Study Suggests Daily Consumption of Milk Is Not Associated with Increased Risk of Cholesterol

Happy young Caucasian mother and little preschooler daughter sit at kitchen table baking eating cookies together, smiling mom have fun with small girl child teach bakery enjoy family weekend at homeAccording to a new study from the International Journal of Obesity, regular milk consumption is not associated with increased cholesterol levels. This new research was conducted following several contradictory studies which had previously suggested a link between higher dairy intake and cardiometabolic diseases such as diabetes and obesity.

The study looked at three large population studies and found that people who regularly consumed high amounts of milk had lower bad and good cholesterol levels. However, their BMI levels were higher than non-milk drinkers.


Researchers looked at a variation in the lactase gene associated with the digestion of milk sugars known as lactose. By taking this genetic approach to milk consumption, it was able to identify a genetic variation in some people who can digest lactose. These participants stood out to the researchers as those who consumed higher levels of milk.

Prof Vimal Karani, Professor of Nutrigenetics and Nutrigenomics at the University of Reading said:

“We found that among participants with a genetic variation that we associated with higher milk intake, they had higher BMI, body fat, but importantly had lower levels of good and bad cholesterol. We also found that those with the genetic variation had a significantly lower risk of coronary heart disease. All of this suggests that reducing the intake of milk might not be necessary for preventing cardiovascular diseases.”

Relationship with Genetic Variation

The UK biobank data did show a link between those who had the genetic variation and an 11% lower risk of type 2 diabetes. However, it did not suggest any strong evidence for a relationship between higher milk consumption and increased likelihood of diabetes. There was also no connection found to any related traits such as glucose or inflammatory biomarkers.

Further analysis of larger studies also suggests that those who have a higher milk consumption rate have a 14% lower risk of coronary heart disease.

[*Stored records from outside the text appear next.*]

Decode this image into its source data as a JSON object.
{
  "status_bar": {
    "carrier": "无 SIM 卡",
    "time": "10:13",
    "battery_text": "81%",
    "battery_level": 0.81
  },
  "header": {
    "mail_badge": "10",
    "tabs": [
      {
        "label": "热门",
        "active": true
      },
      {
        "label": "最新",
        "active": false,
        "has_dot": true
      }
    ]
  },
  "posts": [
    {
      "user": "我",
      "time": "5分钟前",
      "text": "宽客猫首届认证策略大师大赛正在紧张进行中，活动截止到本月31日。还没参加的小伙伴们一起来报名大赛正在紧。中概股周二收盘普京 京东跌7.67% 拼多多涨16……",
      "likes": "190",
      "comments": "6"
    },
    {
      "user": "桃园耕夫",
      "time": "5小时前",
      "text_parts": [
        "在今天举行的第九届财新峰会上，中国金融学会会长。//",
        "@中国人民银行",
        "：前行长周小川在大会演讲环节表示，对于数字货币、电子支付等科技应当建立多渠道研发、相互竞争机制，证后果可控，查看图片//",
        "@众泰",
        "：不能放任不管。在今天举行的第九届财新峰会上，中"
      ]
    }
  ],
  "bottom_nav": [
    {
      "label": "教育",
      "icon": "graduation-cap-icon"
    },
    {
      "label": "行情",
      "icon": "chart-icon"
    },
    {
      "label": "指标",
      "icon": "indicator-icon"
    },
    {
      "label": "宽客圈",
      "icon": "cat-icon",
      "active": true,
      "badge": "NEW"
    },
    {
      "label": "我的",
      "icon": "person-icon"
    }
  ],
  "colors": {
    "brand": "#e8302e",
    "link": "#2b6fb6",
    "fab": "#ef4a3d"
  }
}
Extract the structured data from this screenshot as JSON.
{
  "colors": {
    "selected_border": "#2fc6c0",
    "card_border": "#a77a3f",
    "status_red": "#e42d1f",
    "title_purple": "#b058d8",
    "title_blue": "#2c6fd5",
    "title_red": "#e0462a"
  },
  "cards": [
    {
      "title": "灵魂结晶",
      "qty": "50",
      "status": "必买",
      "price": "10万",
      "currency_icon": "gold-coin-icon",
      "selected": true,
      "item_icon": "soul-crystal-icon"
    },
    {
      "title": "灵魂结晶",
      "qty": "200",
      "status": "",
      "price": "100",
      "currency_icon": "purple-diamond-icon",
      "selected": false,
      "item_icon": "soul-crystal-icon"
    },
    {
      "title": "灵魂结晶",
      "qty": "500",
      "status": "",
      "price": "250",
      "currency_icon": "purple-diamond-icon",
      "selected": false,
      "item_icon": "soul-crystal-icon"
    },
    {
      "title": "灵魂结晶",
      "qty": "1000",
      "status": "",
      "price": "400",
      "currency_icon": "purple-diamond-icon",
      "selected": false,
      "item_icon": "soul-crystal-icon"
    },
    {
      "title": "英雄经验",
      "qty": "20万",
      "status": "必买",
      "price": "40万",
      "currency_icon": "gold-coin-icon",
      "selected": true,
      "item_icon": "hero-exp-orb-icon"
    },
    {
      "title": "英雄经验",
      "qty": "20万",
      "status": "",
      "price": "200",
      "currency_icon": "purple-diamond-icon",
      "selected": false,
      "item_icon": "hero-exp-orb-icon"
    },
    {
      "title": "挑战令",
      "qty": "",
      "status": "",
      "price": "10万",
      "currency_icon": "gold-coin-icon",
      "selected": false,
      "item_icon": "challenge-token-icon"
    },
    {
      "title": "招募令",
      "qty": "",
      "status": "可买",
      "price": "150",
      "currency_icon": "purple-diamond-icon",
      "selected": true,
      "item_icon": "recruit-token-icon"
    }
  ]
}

Researchers want to clarify that milk consumption is not a significant issue for cardiovascular disease, even though it may be responsible for a rise in BMI and body fat. Further studies are needed to understand the relationship between milk and cholesterol. The question remains if the fat content in dairy products is contributing to the lower cholesterol levels or if it is due to an unknown milk factor.

Author Bio

Sarah began her interest in nutritional healing at an early age. After going through health problems and becoming frustrated with the conventional ways doctors wanted to treat her illness (which were not working), she took it upon herself to find alternative treatments. This led her to revolutionize her own diet to help her get healthier and tackle her health problems. She began treating her illness by living a more balanced lifestyle through healthy food choices, exercise and other alternative medicine such as meditation. This total positive lifestyle change led her to earn a diploma in Nutritional Therapy from Health Sciences Academy in London, England. Today, Sarah enjoys helping others by teaching healthy lifestyle changes through her personal consultations and with her regular contributions to the Doctors Health Press. Also, passionate about following her dreams in life, Sarah moved to France and lived in Paris for over 5 years where she earned a certification in beadwork and embroidery from Lesage (an atelier owned by Chanel). She then went on to be a familiar face sitting front row and reporting from Paris Fashion Week. Sarah continues to practice some of the cultural ways of life she learned while in Europe. They enjoy their food, and take the time to relax and enjoy many of life’s little moments. These are life lessons she is glad to have brought back home with her.